Filtering the records below, copy only those lines that include the word "النوافذ".

Entries from a dataset of interfaces
• • •

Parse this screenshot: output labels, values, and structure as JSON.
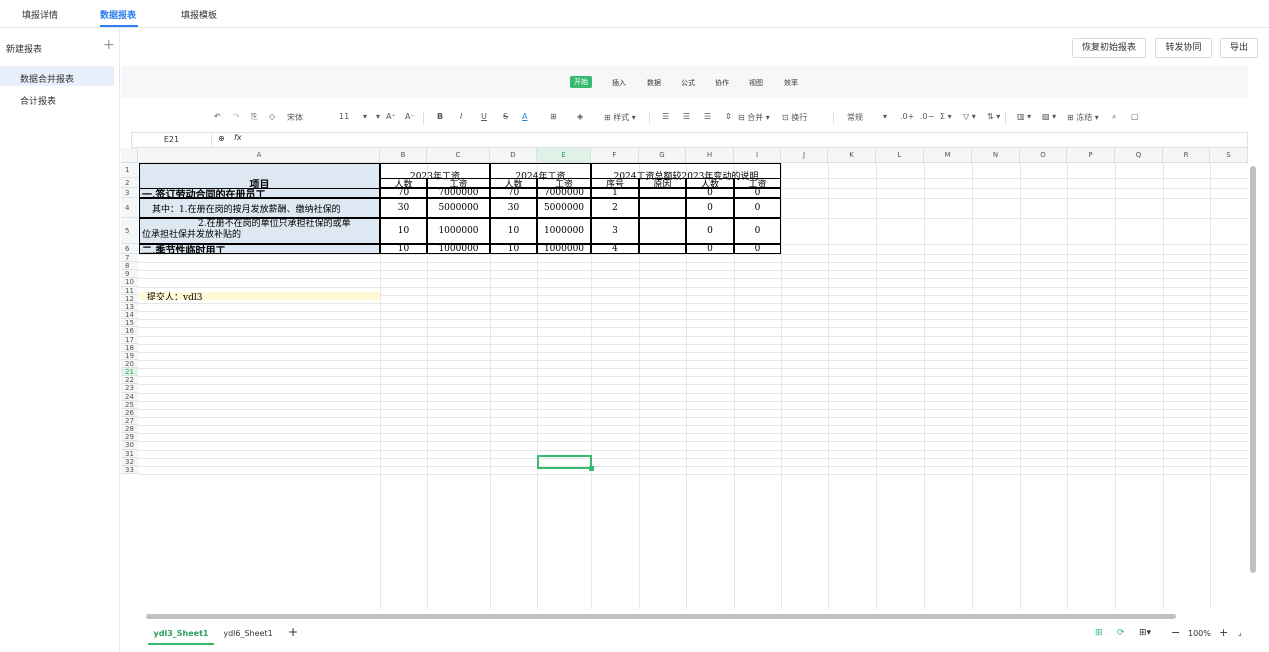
{
  "tabs": [
    "填报详情",
    "数据报表",
    "填报模板"
  ],
  "sidebar": {
    "new_label": "新建报表",
    "add_icon": "+",
    "items": [
      "数据合并报表",
      "合计报表"
    ]
  },
  "actions": {
    "restore": "恢复初始报表",
    "forward": "转发协同",
    "export": "导出"
  },
  "menu": [
    "开始",
    "插入",
    "数据",
    "公式",
    "协作",
    "视图",
    "效率"
  ],
  "toolbar": {
    "font": "宋体",
    "size": "11",
    "style": "样式",
    "merge": "合并",
    "wrap": "换行",
    "format": "常规",
    "freeze": "冻结"
  },
  "formula_bar": {
    "cell_ref": "E21",
    "fx": "fx",
    "value": ""
  },
  "columns": [
    "A",
    "B",
    "C",
    "D",
    "E",
    "F",
    "G",
    "H",
    "I",
    "J",
    "K",
    "L",
    "M",
    "N",
    "O",
    "P",
    "Q",
    "R",
    "S"
  ],
  "rows": [
    "1",
    "2",
    "3",
    "4",
    "5",
    "6",
    "7",
    "8",
    "9",
    "10",
    "11",
    "12",
    "13",
    "14",
    "15",
    "16",
    "17",
    "18",
    "19",
    "20",
    "21",
    "22",
    "23",
    "24",
    "25",
    "26",
    "27",
    "28",
    "29",
    "30",
    "31",
    "32",
    "33"
  ],
  "sheet": {
    "h_item": "项目",
    "h_2023": "2023年工资",
    "h_2024": "2024年工资",
    "h_note": "2024工资总额较2023年变动的说明",
    "sub": [
      "人数",
      "工资",
      "人数",
      "工资",
      "序号",
      "原因",
      "人数",
      "工资"
    ],
    "r3": [
      "一.签订劳动合同的在册员工",
      "70",
      "7000000",
      "70",
      "7000000",
      "1",
      "",
      "0",
      "0"
    ],
    "r4": [
      "其中：1.在册在岗的按月发放薪酬、缴纳社保的",
      "30",
      "5000000",
      "30",
      "5000000",
      "2",
      "",
      "0",
      "0"
    ],
    "r5a": "2.在册不在岗的单位只承担社保的或单",
    "r5b": "位承担社保并发放补贴的",
    "r5": [
      "10",
      "1000000",
      "10",
      "1000000",
      "3",
      "",
      "0",
      "0"
    ],
    "r6": [
      "二.季节性临时用工",
      "10",
      "1000000",
      "10",
      "1000000",
      "4",
      "",
      "0",
      "0"
    ],
    "r7": "提交人：ydl3"
  },
  "sheet_tabs": [
    "ydl3_Sheet1",
    "ydl6_Sheet1"
  ],
  "zoom": "100%"
}
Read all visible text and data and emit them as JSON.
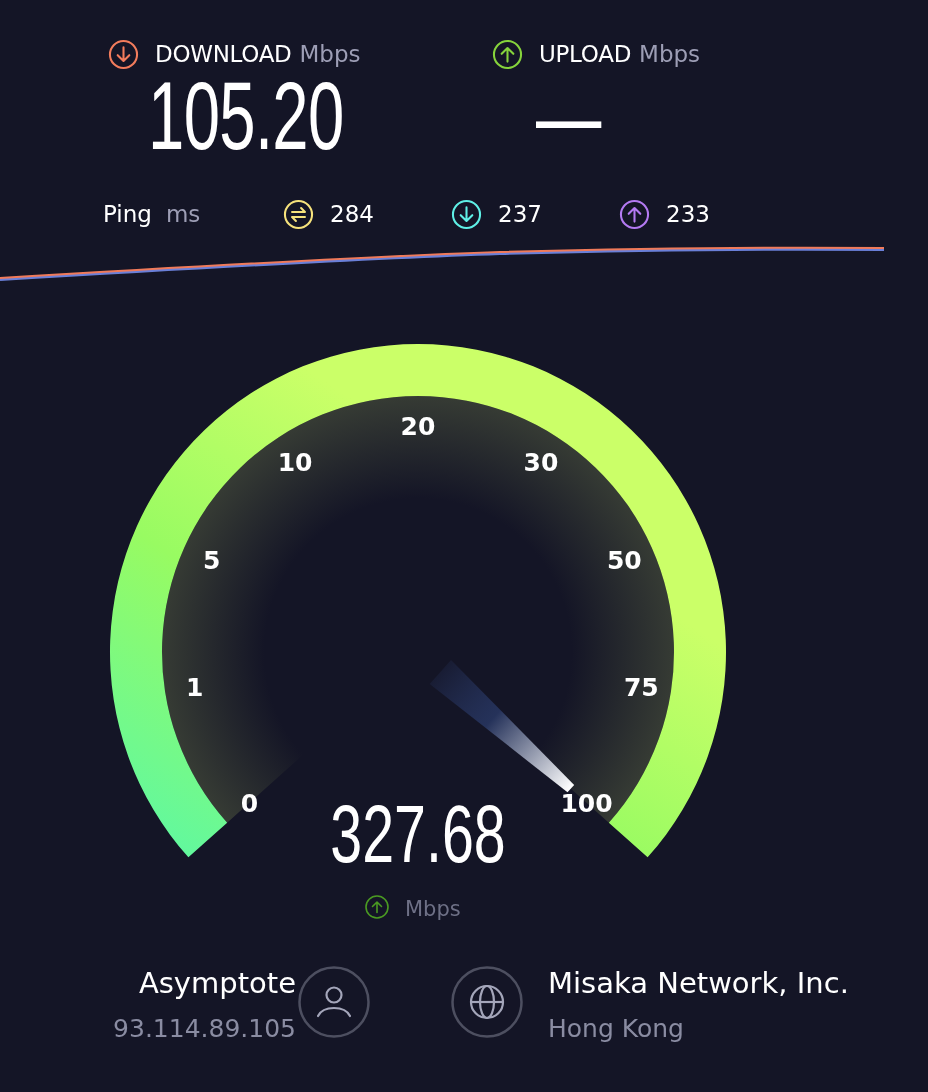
{
  "results": [
    {
      "kind": "download",
      "label": "DOWNLOAD",
      "unit": "Mbps",
      "value": "105.20"
    },
    {
      "kind": "upload",
      "label": "UPLOAD",
      "unit": "Mbps",
      "value": "—"
    }
  ],
  "ping": {
    "label": "Ping",
    "unit": "ms",
    "values": [
      {
        "kind": "jitter",
        "value": "284"
      },
      {
        "kind": "download",
        "value": "237"
      },
      {
        "kind": "upload",
        "value": "233"
      }
    ]
  },
  "gauge": {
    "labels": [
      "0",
      "1",
      "5",
      "10",
      "20",
      "30",
      "50",
      "75",
      "100"
    ],
    "reading": "327.68",
    "unit": "Mbps"
  },
  "client": {
    "name": "Asymptote",
    "ip": "93.114.89.105"
  },
  "server": {
    "name": "Misaka Network, Inc.",
    "location": "Hong Kong"
  }
}
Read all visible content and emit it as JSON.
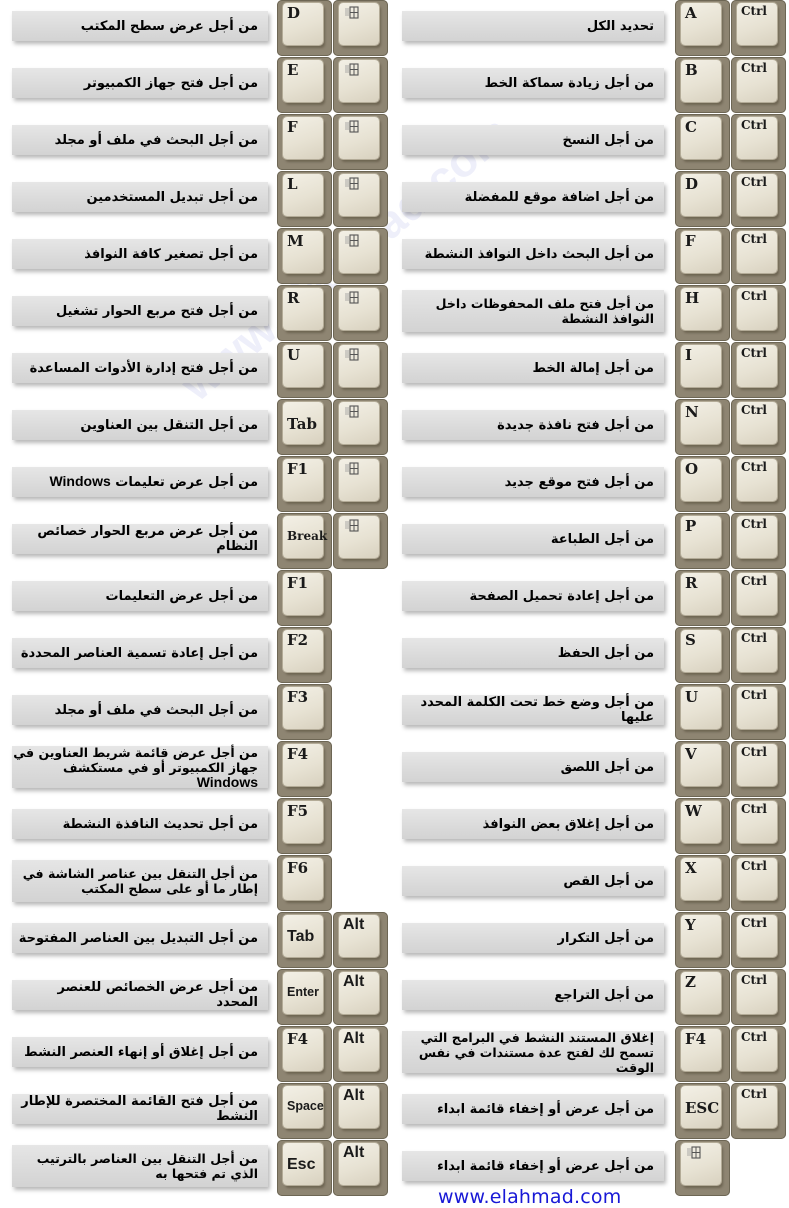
{
  "watermark": "www.elahmad.com",
  "footer_link": "www.elahmad.com",
  "colors": {
    "link": "#1818d6",
    "bar": "#dadada",
    "key": "#e7e2d3"
  },
  "left_column": [
    {
      "desc": "من أجل عرض سطح المكتب",
      "key1": "D",
      "key2": "windows-icon"
    },
    {
      "desc": "من أجل فتح جهاز الكمبيوتر",
      "key1": "E",
      "key2": "windows-icon"
    },
    {
      "desc": "من أجل البحث في ملف أو مجلد",
      "key1": "F",
      "key2": "windows-icon"
    },
    {
      "desc": "من أجل تبديل المستخدمين",
      "key1": "L",
      "key2": "windows-icon"
    },
    {
      "desc": "من أجل تصغير كافة النوافذ",
      "key1": "M",
      "key2": "windows-icon"
    },
    {
      "desc": "من أجل فتح مربع الحوار تشغيل",
      "key1": "R",
      "key2": "windows-icon"
    },
    {
      "desc": "من أجل فتح إدارة الأدوات المساعدة",
      "key1": "U",
      "key2": "windows-icon"
    },
    {
      "desc": "من أجل التنقل بين العناوين",
      "key1": "Tab",
      "key2": "windows-icon"
    },
    {
      "desc": "من أجل عرض تعليمات",
      "desc_latin": "Windows",
      "key1": "F1",
      "key2": "windows-icon"
    },
    {
      "desc": "من أجل عرض مربع الحوار خصائص النظام",
      "key1": "Break",
      "key2": "windows-icon"
    },
    {
      "desc": "من أجل عرض التعليمات",
      "key1": "F1",
      "key2": ""
    },
    {
      "desc": "من أجل إعادة تسمية العناصر المحددة",
      "key1": "F2",
      "key2": ""
    },
    {
      "desc": "من أجل البحث في ملف أو مجلد",
      "key1": "F3",
      "key2": ""
    },
    {
      "desc": "من أجل عرض قائمة شريط العناوين في جهاز الكمبيوتر أو في مستكشف",
      "desc_latin": "Windows",
      "key1": "F4",
      "key2": ""
    },
    {
      "desc": "من أجل تحديث النافذة النشطة",
      "key1": "F5",
      "key2": ""
    },
    {
      "desc": "من أجل التنقل بين عناصر الشاشة في إطار ما أو على سطح المكتب",
      "key1": "F6",
      "key2": ""
    },
    {
      "desc": "من أجل التبديل بين العناصر المفتوحة",
      "key1": "Tab",
      "key2": "Alt"
    },
    {
      "desc": "من أجل عرض الخصائص للعنصر المحدد",
      "key1": "Enter",
      "key2": "Alt"
    },
    {
      "desc": "من أجل إغلاق أو إنهاء العنصر النشط",
      "key1": "F4",
      "key2": "Alt"
    },
    {
      "desc": "من أجل فتح القائمة المختصرة للإطار النشط",
      "key1": "Space",
      "key2": "Alt"
    },
    {
      "desc": "من أجل التنقل بين العناصر بالترتيب الذي تم فتحها به",
      "key1": "Esc",
      "key2": "Alt"
    }
  ],
  "right_column": [
    {
      "desc": "تحديد الكل",
      "key1": "A",
      "key2": "Ctrl"
    },
    {
      "desc": "من أجل زيادة سماكة الخط",
      "key1": "B",
      "key2": "Ctrl"
    },
    {
      "desc": "من أجل النسخ",
      "key1": "C",
      "key2": "Ctrl"
    },
    {
      "desc": "من أجل اضافة موقع للمفضلة",
      "key1": "D",
      "key2": "Ctrl"
    },
    {
      "desc": "من أجل البحث داخل النوافذ النشطة",
      "key1": "F",
      "key2": "Ctrl"
    },
    {
      "desc": "من أجل فتح ملف المحفوظات داخل النوافذ النشطة",
      "key1": "H",
      "key2": "Ctrl"
    },
    {
      "desc": "من أجل إمالة الخط",
      "key1": "I",
      "key2": "Ctrl"
    },
    {
      "desc": "من أجل فتح نافذة جديدة",
      "key1": "N",
      "key2": "Ctrl"
    },
    {
      "desc": "من أجل فتح موقع جديد",
      "key1": "O",
      "key2": "Ctrl"
    },
    {
      "desc": "من أجل الطباعة",
      "key1": "P",
      "key2": "Ctrl"
    },
    {
      "desc": "من أجل إعادة تحميل الصفحة",
      "key1": "R",
      "key2": "Ctrl"
    },
    {
      "desc": "من أجل الحفظ",
      "key1": "S",
      "key2": "Ctrl"
    },
    {
      "desc": "من أجل وضع خط تحت الكلمة المحدد عليها",
      "key1": "U",
      "key2": "Ctrl"
    },
    {
      "desc": "من أجل اللصق",
      "key1": "V",
      "key2": "Ctrl"
    },
    {
      "desc": "من أجل إغلاق بعض النوافذ",
      "key1": "W",
      "key2": "Ctrl"
    },
    {
      "desc": "من أجل القص",
      "key1": "X",
      "key2": "Ctrl"
    },
    {
      "desc": "من أجل التكرار",
      "key1": "Y",
      "key2": "Ctrl"
    },
    {
      "desc": "من أجل التراجع",
      "key1": "Z",
      "key2": "Ctrl"
    },
    {
      "desc": "إغلاق المستند النشط في البرامج التي تسمح لك لفتح عدة مستندات في نفس الوقت",
      "key1": "F4",
      "key2": "Ctrl"
    },
    {
      "desc": "من أجل عرض أو إخفاء قائمة ابداء",
      "key1": "ESC",
      "key2": "Ctrl"
    },
    {
      "desc": "من أجل عرض أو إخفاء قائمة ابداء",
      "key1": "windows-icon",
      "key2": ""
    }
  ]
}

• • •

§ **Exercise response**:
      "desc": "من أجل تصغير كافة النوافذ",
      "desc": "من أجل البحث داخل النوافذ النشطة",
      "desc": "من أجل فتح ملف المحفوظات داخل النوافذ النشطة",
      "desc": "من أجل إغلاق بعض النوافذ",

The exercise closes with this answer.